This is probably one of the first thoughts that you will have about becoming a ski instructor, what sort of slopes – and what views – will you want to enjoy each day?
Most ski resorts around the world have links with companies offering instructor courses. You just need to think about where in the world you want to be. Consider the snow conditions but also visa eligibility criteria for the country you want to visit.
3. Do your research and know what you are paying for!
Ski courses are not cheap and should be seen as an investment. It is really important to do your research and know exactly what you are paying for.
There are loads of courses out there, all over the world. Take the time to find the right ski instructor course for you.
The important thing to know is that each course will include different things. Some will include Level 2 qualifications, others won’t. Some will include travel insurance or flights, others won’t. When comparing programmes and prices, make sure you compare like for like. One idea could be to list what it is you are looking for and then look at each programme and tick off the elements that they provide on your list. The programme with the most ticks, could be the one for you – if the price is right!
Most resorts will work with companies to organise the programmes and recruit participants. In most cases, you won’t be paying your money to the resort directly; instead paying a company that will organise your accommodation and other activities as well.
4. Recruitment possibilities
If you are looking to become a ski instructor to start a new career, think about the type of qualification the course offers, and whether that is enough for you to be able to approach other ski schools around the world for employment.

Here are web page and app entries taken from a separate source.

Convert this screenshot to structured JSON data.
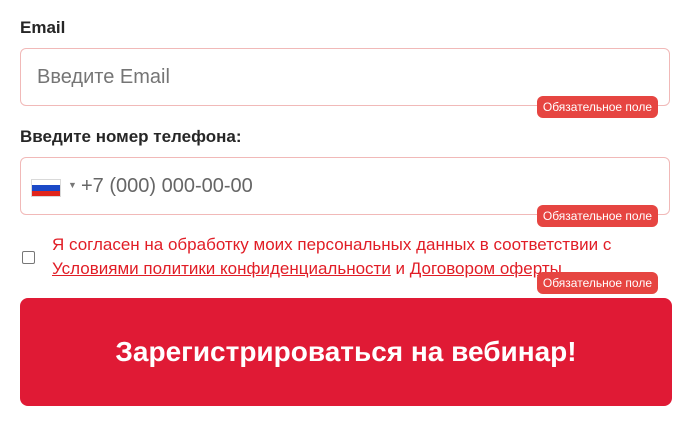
{
  "email": {
    "label": "Email",
    "placeholder": "Введите Email",
    "required_badge": "Обязательное поле"
  },
  "phone": {
    "label": "Введите номер телефона:",
    "placeholder": "+7 (000) 000-00-00",
    "country_flag": "russia-flag-icon",
    "required_badge": "Обязательное поле"
  },
  "consent": {
    "text_before": "Я согласен на обработку моих персональных данных в соответствии с ",
    "policy_link": "Условиями политики конфиденциальности",
    "text_between": " и ",
    "offer_link": "Договором оферты.",
    "required_badge": "Обязательное поле"
  },
  "submit": {
    "label": "Зарегистрироваться на вебинар!"
  },
  "colors": {
    "accent_red": "#e01a35",
    "badge_red": "#e64541",
    "consent_text": "#e11d26",
    "field_border": "#f1b9b8"
  }
}
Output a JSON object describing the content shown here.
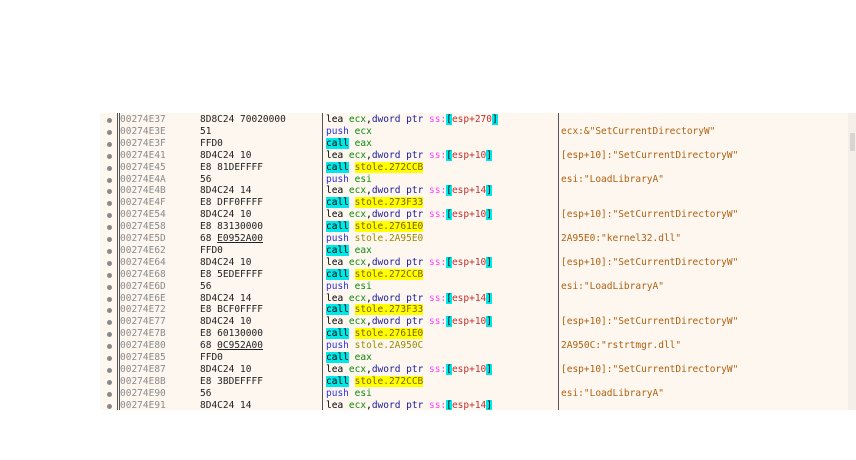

Generally, the BASI Level 1 is sufficient to find work in North America, New Zealand, Australia and Japan. If you are training under the Canadian system (CSIA), you will need to get to the CSIA Level 2 to be able to find work outside of Canada.
You may find that there are recruitment possibilities in the resort that you have trained in. From the resorts point of view, they know how you have been trained and how you have performed on the course, so may be keen to recruit you and not lose you to another resort.
5. Get fit
Most of us would consider ourselves to be lucky to spend a week or two skiing each season. I’d put myself in this category and, for me at least, skiing is exhausting! The importance of arriving fit and healthy cannot be underestimated, particularly if you are going to be skiing every day for 11 weeks!
Put together a plan to get more active before you begin your season. With skiing, you are constantly using both your upper and lower body muscles. Your core muscles work hard to maintain your balance when skiing and your legs and knees are under constant pressure. Hit the gym before you start your season and focus on your core strength and legs.
6. Kit yourself out
You’ll want to look the part on the ski slopes and arrive with the latest gear. Do remember that this will be an additional cost, potentially quite significant. As with the course itself, research brands and prices before purchasing. Consider exchange rates and the cost of taking skis/boots with you vs. buying on arrival; you may well need to pay an excess baggage charge to the airline.
Think about the type of skis you will need. There is no point turning up on day one with a brand new set of powder skis – you are not going to be able to snow plough in those! Our advice is to get good all-round skis that will allow you to control your turns when in lessons and allow you to let loose when skiing on your downtime.
If you are buying gear, boots are probably the most important purchase you’ll make. If you don’t own boots already, buy them in the resort where you’ll be spending the season. That way, if they don’t fit, you can go back to where you bought them and get them adjusted. Go for boots that you can get heat-moulded to your feet.
I remember skiing in Whistler a few years ago and speaking to an instructor about boots. My rental boots were really uncomfortable that day and she proudly told me that her boots were the comfiest footwear she owned and she felt like she was wearing slippers!
7. Finally… go for it – have a great time!
At Oyster Worldwide, we have been organising ski instructor courses for hundreds of people since 2004. If you have any questions, or need some advice, give us a call on +44 (0) 1892 771972 or email email@example.com